━━━━━ Given data ━━━━━

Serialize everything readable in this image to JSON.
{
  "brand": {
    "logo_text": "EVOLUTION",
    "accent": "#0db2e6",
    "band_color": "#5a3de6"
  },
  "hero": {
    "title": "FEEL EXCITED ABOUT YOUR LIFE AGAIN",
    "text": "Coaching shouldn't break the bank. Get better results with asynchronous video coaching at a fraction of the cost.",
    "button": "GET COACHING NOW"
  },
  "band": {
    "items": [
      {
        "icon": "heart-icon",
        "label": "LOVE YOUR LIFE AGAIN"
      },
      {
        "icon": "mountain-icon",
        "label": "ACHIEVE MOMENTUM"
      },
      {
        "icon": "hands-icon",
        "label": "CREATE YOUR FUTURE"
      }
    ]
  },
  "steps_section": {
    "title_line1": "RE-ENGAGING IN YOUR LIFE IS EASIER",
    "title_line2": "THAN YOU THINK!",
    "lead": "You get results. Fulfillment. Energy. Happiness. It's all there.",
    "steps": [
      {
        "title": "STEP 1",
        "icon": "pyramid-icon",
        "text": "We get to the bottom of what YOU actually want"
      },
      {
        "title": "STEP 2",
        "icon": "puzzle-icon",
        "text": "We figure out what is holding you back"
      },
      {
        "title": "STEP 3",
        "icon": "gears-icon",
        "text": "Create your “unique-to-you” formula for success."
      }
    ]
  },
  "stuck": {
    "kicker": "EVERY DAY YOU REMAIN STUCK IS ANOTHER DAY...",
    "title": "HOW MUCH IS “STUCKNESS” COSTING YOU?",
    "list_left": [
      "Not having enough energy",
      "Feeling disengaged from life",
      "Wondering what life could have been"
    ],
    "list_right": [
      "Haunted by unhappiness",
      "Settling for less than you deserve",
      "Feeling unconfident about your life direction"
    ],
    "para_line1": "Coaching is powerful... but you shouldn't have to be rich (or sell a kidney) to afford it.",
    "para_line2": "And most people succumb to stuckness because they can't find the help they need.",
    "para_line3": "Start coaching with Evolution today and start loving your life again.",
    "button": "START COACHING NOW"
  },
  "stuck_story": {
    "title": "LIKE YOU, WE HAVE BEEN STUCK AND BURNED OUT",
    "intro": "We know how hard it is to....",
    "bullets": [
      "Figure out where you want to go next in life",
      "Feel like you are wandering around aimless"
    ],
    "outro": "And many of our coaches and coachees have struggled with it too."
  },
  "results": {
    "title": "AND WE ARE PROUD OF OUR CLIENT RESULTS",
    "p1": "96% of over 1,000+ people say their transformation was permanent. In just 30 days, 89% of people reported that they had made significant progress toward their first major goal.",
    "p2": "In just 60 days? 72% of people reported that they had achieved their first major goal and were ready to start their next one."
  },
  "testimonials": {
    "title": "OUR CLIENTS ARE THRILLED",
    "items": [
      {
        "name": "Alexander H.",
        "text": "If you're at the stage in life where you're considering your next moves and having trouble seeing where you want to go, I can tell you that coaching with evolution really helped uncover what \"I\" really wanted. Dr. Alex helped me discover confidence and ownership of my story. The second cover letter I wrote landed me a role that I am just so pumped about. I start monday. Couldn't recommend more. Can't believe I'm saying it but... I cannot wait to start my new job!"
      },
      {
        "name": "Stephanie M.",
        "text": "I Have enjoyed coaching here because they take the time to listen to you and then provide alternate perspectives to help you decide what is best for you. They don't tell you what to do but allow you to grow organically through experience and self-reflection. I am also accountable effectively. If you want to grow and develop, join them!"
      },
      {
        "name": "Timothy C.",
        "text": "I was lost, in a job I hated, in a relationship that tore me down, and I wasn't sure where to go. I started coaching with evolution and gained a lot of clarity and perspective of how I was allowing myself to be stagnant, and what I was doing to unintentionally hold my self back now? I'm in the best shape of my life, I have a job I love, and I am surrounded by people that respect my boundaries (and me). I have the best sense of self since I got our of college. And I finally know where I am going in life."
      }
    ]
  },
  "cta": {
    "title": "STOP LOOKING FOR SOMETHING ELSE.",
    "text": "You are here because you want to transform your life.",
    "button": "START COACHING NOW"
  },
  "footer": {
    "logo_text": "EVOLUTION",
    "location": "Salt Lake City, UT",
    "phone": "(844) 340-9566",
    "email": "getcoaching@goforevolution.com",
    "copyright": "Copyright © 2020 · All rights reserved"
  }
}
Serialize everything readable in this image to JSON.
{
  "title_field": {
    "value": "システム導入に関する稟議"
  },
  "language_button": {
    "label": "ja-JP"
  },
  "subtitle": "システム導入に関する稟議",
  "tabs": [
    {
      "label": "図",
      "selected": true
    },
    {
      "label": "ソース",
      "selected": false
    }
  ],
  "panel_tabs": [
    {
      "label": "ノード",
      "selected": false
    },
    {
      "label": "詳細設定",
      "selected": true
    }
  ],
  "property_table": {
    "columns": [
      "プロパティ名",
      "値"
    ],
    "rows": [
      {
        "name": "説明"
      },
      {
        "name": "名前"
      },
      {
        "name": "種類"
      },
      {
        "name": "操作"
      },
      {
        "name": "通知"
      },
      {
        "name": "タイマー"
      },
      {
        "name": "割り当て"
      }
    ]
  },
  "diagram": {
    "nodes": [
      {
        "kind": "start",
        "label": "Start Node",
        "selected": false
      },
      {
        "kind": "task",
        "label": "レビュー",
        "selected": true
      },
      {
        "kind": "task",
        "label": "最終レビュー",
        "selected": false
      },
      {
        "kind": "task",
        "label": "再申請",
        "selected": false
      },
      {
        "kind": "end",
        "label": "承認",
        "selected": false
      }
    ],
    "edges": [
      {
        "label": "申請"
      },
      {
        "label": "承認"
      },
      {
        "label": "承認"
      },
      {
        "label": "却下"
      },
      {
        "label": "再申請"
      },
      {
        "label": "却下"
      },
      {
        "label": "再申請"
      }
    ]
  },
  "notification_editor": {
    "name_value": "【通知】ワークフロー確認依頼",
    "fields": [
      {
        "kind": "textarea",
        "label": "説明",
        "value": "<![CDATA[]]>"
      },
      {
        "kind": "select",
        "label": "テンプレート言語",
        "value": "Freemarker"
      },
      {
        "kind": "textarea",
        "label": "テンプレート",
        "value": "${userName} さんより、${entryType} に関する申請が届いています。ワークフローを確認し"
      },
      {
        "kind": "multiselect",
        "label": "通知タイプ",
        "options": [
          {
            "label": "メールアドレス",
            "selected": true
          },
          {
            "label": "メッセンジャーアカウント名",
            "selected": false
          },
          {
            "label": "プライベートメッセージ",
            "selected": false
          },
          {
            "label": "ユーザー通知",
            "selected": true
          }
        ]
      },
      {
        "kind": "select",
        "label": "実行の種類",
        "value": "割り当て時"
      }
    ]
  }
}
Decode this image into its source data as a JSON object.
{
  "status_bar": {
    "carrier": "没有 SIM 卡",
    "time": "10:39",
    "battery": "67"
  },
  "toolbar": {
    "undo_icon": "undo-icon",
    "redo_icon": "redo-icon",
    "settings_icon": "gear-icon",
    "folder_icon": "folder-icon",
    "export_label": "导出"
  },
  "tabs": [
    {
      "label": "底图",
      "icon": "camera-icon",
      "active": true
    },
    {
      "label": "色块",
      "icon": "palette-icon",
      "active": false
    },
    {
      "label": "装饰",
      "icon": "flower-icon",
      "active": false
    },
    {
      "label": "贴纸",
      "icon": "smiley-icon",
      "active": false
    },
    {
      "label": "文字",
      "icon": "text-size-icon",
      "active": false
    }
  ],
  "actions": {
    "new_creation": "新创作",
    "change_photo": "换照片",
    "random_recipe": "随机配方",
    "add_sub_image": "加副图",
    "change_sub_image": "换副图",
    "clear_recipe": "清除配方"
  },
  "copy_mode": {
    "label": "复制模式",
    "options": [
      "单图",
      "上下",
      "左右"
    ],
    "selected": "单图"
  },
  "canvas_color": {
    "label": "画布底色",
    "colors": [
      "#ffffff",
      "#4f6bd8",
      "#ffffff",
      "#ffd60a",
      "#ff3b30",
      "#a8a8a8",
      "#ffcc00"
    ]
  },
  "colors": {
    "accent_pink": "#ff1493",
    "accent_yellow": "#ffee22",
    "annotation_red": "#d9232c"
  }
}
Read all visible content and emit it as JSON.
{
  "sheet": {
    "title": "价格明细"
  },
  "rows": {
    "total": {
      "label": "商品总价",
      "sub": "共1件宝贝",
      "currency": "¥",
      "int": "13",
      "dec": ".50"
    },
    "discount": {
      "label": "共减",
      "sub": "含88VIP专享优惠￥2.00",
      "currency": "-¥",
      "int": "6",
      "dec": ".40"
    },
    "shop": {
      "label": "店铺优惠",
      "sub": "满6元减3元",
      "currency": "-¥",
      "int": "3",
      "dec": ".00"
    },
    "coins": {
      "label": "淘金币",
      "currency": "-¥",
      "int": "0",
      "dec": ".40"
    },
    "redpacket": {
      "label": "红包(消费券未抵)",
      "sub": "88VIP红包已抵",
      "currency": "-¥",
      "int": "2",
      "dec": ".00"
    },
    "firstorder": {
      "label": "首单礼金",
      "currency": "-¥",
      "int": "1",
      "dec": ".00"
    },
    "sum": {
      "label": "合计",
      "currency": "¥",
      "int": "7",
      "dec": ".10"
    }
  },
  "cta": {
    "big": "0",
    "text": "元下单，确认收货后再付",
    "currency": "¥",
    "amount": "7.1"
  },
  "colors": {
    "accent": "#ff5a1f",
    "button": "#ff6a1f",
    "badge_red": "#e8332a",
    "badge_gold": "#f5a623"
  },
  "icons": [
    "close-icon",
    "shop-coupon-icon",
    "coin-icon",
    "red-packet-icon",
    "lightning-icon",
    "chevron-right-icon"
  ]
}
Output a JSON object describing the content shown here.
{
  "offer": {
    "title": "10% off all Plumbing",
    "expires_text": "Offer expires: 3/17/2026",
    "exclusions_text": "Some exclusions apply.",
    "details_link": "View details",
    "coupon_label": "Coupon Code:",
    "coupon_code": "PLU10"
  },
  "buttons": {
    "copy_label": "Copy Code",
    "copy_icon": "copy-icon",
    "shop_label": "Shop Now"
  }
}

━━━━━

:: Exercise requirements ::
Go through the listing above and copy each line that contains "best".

:: Result of the exercise ::
        "text": "I Have enjoyed coaching here because they take the time to listen to you and then provide alternate perspectives to help you decide what is best for you. They don't tell you what to do but allow you to grow organically through experience and self-reflection. I am also accountable effectively. If you want to grow and develop, join them!"
        "text": "I was lost, in a job I hated, in a relationship that tore me down, and I wasn't sure where to go. I started coaching with evolution and gained a lot of clarity and perspective of how I was allowing myself to be stagnant, and what I was doing to unintentionally hold my self back now? I'm in the best shape of my life, I have a job I love, and I am surrounded by people that respect my boundaries (and me). I have the best sense of self since I got our of college. And I finally know where I am going in life."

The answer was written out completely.